Understanding How Credit Works

We’ve all heard the term credit score before, possibly many times (possibly too many times for some of us). It seems to run our financial lives and dictates many things from what we can borrow to how we pay things off to how big our purchases can be. But if we don’t know much about it, how do we let it run our financial lives so thoroughly?

In fact, it really pays to understand credit scores and how they work.

Companies use mathematical formulas, or various scoring models, to determine your credit score. This is analyzed from the information in your credit report, such as:

  • Your unpaid debt
  • Types of loans and how many you have
  • Your bill-paying history
  • Credit utilization
  • Applications for credit
  • Hard inquiries on your credit
  • Debt, foreclosures, bankruptcies

There are many other potential factors included, but these are the most notable and can determine the weight of the score. There are different types of scores and scoring institutions, but most of them range from 300-850, with 300 being the lowest and 850 the best. A higher score makes it easier to get loans and usually better interest rates.

Institutions and companies use credit scores to determine if they’ll offer you a mortgage, credit card, auto loans, student or business loans, or any other credit products. They also use the information to determine your credit limit and the type of card you can receive. While we speak of a credit score in the singular, there are potentially many different scores from different institutions and raters of varying recognition and stature. Credit can also vary from the scoring model, and change frequently. One of the most famous, for example, is the FICO score.

So how much control do we have over our own credit score?

Ways to Boost Your Credit Score

The best thing you can do for your credit score is to pay all your bills on time, including for any loans you might have. Easier said than done of course, but managing a payment schedule and being responsible with money are excellent ways to make continued, on-time payments that boost your credit score in the long run.

There are a certain few landmines that can absolutely demolish a good score and ruin credit history for months, possibly years or longer if not handled properly. Bankruptcy, defaulting on loans (such as student loans), not paying bills on time or at all, having a car repossessed, and other events are the quickest ways to ruin your credit score. While it may not seem like a big deal at first, these events and their resulting credit score hits can seriously disrupt your ability to get a loan for something you want in the future, such as a mortgage, a business or auto loan, or any type of product involving credit history, which is a considerable amount in the modern world.

In short, avoid those events like the plague.

If you have loans, pay them on time, in full. If you have credit card debt, pay it on time, and pay off the cards as soon as you can—but don’t necessarily close the card once you do, as that can also hurt your credit score. Budget well and pay your bills; don’t rack up frivolous purchases on your cards, and avoid overspending on wants instead of needs.
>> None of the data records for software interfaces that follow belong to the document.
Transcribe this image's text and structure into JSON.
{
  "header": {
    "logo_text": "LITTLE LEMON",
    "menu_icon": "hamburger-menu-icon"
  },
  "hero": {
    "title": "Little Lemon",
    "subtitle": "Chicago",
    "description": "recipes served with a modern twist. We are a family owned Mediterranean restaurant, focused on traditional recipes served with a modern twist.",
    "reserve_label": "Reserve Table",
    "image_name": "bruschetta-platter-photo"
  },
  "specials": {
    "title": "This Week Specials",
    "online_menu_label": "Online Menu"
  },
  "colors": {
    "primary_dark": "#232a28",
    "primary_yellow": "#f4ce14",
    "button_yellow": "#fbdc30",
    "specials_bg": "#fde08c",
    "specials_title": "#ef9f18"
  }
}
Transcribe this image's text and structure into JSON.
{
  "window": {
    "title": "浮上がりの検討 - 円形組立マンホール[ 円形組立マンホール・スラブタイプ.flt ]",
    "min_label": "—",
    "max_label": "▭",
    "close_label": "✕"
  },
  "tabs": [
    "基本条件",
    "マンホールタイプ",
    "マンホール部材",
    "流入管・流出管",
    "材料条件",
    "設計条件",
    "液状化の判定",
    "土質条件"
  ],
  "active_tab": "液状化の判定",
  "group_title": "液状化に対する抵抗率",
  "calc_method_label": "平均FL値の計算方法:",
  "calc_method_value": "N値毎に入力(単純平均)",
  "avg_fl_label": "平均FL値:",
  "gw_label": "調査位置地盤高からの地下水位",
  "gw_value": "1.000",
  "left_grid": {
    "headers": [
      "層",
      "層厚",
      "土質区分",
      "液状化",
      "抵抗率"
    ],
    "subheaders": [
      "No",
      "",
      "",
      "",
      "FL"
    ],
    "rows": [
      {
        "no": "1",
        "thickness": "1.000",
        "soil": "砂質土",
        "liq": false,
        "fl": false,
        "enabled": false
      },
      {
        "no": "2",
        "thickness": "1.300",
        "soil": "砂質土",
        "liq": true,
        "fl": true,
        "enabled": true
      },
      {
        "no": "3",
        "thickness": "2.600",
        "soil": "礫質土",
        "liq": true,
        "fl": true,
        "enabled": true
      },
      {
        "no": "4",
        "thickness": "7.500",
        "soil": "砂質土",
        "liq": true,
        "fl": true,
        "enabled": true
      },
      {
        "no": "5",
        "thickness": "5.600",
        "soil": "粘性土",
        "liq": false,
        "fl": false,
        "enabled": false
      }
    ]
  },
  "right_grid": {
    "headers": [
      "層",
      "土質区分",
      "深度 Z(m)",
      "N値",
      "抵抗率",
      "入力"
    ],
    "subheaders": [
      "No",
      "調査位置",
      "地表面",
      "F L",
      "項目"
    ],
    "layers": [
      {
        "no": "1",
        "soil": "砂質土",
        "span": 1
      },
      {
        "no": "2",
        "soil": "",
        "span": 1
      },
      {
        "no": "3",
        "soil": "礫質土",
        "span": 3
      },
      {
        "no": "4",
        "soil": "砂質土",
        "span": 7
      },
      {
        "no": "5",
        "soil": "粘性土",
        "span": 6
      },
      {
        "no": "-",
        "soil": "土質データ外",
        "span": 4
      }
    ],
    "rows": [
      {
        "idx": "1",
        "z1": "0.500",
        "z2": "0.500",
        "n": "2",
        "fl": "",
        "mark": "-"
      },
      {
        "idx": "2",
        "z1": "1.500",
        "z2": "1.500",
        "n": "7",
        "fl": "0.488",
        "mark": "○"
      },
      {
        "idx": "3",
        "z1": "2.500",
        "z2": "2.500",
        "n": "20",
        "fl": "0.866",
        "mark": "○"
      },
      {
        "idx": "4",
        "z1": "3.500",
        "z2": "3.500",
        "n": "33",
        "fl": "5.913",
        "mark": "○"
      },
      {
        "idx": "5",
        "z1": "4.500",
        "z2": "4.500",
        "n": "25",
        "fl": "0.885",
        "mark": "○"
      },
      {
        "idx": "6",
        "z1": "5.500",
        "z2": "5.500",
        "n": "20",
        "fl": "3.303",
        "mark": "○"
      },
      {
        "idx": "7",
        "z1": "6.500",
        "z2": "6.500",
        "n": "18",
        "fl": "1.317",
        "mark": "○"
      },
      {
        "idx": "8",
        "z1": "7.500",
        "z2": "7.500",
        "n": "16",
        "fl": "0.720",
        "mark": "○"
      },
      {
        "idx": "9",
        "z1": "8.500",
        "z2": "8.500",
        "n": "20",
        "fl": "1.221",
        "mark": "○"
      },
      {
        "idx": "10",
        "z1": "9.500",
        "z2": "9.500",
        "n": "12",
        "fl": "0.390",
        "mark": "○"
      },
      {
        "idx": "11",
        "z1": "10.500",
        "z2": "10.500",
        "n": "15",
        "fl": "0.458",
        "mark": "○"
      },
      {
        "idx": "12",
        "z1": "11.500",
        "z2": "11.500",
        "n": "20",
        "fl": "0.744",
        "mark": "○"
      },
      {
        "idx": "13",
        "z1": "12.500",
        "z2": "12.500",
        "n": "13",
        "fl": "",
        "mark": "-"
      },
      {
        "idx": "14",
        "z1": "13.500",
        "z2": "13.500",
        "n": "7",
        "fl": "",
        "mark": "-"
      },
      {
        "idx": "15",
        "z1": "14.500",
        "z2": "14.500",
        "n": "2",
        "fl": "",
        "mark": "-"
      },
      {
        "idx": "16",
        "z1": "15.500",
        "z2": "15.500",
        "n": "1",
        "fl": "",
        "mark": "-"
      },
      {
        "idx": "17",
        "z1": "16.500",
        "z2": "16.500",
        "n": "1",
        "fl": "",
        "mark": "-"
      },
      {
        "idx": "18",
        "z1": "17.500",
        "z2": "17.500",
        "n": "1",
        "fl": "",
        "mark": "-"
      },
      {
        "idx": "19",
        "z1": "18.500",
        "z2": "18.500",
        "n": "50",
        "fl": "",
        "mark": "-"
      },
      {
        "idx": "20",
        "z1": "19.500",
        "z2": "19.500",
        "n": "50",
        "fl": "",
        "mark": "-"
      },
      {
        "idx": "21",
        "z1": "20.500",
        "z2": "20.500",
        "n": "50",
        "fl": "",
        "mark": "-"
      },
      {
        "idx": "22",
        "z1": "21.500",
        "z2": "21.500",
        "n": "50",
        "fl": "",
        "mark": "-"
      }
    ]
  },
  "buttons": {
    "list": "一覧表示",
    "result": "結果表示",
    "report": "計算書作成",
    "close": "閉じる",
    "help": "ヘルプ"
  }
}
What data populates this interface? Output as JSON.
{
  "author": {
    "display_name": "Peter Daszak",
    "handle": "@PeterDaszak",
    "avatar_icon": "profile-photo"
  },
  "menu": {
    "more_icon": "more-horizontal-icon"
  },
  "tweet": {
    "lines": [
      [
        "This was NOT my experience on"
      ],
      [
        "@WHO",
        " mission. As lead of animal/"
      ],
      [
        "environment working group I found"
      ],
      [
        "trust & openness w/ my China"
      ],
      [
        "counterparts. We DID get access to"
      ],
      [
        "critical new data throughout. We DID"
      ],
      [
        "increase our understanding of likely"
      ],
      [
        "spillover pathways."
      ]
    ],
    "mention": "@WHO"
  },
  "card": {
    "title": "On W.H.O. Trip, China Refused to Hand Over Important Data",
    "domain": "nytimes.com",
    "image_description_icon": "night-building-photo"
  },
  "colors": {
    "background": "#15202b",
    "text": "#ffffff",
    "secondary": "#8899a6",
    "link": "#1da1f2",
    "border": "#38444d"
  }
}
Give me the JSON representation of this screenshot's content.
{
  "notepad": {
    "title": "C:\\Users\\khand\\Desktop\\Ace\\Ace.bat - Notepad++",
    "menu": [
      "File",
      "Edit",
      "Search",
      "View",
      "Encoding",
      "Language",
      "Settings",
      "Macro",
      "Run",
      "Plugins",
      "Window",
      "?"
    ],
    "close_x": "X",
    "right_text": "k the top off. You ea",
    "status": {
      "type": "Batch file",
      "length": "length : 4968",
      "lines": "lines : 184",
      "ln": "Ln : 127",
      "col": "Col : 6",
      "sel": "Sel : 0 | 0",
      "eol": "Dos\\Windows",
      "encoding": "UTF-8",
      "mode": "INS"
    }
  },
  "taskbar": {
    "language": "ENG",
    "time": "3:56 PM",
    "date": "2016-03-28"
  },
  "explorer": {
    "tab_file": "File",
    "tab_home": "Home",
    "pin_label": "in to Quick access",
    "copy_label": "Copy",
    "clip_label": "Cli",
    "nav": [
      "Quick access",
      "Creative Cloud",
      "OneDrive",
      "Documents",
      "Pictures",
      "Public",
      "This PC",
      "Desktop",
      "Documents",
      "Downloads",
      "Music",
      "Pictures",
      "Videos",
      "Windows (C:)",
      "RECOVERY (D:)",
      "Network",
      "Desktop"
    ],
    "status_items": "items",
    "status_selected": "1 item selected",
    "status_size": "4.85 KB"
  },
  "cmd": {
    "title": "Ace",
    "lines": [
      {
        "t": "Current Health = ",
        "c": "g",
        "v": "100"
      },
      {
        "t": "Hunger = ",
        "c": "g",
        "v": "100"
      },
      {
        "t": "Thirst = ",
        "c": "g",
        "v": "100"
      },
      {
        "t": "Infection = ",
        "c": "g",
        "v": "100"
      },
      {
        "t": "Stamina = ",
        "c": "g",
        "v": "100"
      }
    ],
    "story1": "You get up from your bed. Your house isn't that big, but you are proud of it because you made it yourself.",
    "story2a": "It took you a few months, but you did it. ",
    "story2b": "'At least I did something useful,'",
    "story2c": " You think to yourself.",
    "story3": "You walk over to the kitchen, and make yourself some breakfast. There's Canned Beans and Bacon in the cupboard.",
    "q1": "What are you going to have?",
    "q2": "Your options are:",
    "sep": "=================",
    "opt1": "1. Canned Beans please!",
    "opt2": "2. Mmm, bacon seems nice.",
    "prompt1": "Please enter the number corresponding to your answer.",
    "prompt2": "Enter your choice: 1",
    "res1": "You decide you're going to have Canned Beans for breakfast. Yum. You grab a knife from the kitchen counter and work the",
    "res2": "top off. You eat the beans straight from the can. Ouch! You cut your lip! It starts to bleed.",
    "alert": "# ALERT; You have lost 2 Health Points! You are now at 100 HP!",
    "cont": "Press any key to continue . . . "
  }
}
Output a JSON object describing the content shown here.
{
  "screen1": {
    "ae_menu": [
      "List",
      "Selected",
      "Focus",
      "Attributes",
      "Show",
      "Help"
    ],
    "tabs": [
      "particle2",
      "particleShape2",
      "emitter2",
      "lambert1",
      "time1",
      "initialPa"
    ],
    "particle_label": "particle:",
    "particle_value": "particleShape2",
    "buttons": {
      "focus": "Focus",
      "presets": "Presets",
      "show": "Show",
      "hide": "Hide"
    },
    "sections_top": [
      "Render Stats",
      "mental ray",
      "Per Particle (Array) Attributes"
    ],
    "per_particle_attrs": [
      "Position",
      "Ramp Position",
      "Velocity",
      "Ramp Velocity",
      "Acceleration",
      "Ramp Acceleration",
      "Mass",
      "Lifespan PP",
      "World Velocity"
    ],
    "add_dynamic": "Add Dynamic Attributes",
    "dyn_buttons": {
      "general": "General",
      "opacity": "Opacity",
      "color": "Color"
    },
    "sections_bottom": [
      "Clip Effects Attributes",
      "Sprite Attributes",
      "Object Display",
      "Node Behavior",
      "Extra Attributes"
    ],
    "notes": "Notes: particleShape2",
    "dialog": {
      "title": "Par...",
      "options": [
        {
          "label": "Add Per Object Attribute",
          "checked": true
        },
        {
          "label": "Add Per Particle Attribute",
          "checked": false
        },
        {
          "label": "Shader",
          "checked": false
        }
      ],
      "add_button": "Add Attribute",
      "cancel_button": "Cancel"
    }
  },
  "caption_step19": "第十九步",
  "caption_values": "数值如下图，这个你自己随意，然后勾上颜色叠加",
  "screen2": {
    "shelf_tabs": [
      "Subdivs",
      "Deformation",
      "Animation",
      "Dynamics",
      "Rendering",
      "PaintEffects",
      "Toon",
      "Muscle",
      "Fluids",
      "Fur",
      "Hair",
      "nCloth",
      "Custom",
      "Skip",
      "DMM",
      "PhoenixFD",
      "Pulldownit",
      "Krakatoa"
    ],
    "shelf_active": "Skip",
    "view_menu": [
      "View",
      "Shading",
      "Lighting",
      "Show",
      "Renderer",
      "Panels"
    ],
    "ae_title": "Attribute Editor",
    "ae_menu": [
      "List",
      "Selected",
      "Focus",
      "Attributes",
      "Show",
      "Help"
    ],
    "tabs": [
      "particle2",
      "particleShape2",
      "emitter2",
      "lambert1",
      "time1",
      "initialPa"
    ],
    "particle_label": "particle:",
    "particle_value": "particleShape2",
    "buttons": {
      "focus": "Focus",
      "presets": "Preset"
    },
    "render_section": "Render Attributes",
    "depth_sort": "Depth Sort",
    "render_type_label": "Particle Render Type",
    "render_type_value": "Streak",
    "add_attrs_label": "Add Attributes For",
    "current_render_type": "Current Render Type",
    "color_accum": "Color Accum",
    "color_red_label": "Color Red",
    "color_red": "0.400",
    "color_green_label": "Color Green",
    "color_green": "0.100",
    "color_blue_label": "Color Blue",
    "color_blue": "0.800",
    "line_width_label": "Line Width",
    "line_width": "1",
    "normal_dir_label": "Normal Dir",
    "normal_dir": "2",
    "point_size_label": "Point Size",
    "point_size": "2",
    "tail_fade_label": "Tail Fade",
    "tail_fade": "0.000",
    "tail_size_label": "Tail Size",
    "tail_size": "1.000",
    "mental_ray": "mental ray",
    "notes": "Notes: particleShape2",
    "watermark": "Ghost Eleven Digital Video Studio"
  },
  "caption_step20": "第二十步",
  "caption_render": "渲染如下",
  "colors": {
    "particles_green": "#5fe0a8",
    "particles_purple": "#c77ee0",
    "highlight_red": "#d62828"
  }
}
When you check your credit history report, look for inaccuracies; if you find them, report them and have them fixed. Have hard inquiries removed, if possible. If you see particular hits to your score, work on those first and foremost. If you have no score or want to boost an old or inactive one, you can be added as an authorized user to another account with perfect payment history and have your own score boosted (usually done by a friend or a relative).

Credit utilization, or the portion of your credit limit that you’re using at a given time, is another large factor on your credit report. Many places recommend trying to keep it at 30% or less of your total credit limit (less is best). The best way to achieve this is to pay your credit card balances on time and in full every month. If you have trouble maintaining this number, you can ask for a higher credit limit while keeping your spending stable.

Maintaining Good Credit

Once you have a general picture of your credit history and score, and have begun grappling with the day-to-day ways to improve your score, you can start planning out your financial history and credit boosting in more detail. For instance, if you have old credit accounts, keep them open instead of closing them. Longer credit histories are more appealing to lenders. Make sure the accounts are paid off in full, however, and maintain consistently good credit on all of them.

If you have many outstanding debts, you can consolidate them using a bank. This can help you get a better interest rate that is easier to pay down over time, which helps both your credit utilization and your overall score. You can also use a balance transfer card to pay off multiple credit card balances at once. If you’re unsure of the best path forward here, don’t be afraid to consult your bank or a financial advisor.

In general, credit scores are similar to other barometers of financial health in that they not only show how others rate us on our payments, but areas we can overall improve. It’s never a bad idea to budget better, save more money, pay off bills quicker, and prioritize needs over wants in our spending. Similarly, if our spending habits are all out of whack, a credit history report is a good way to see where we can improve that generally and how it’ll help our financial lives in the future, especially when it comes to large things we’ll want like houses, cars, or possibly student and business loans.

Understanding our credit and our money is an important skill that can only help us. Whether we learn the hard way or understand it right off the bat is less important than making sure we set healthy, beneficial financial habits for ourselves to serve in the lon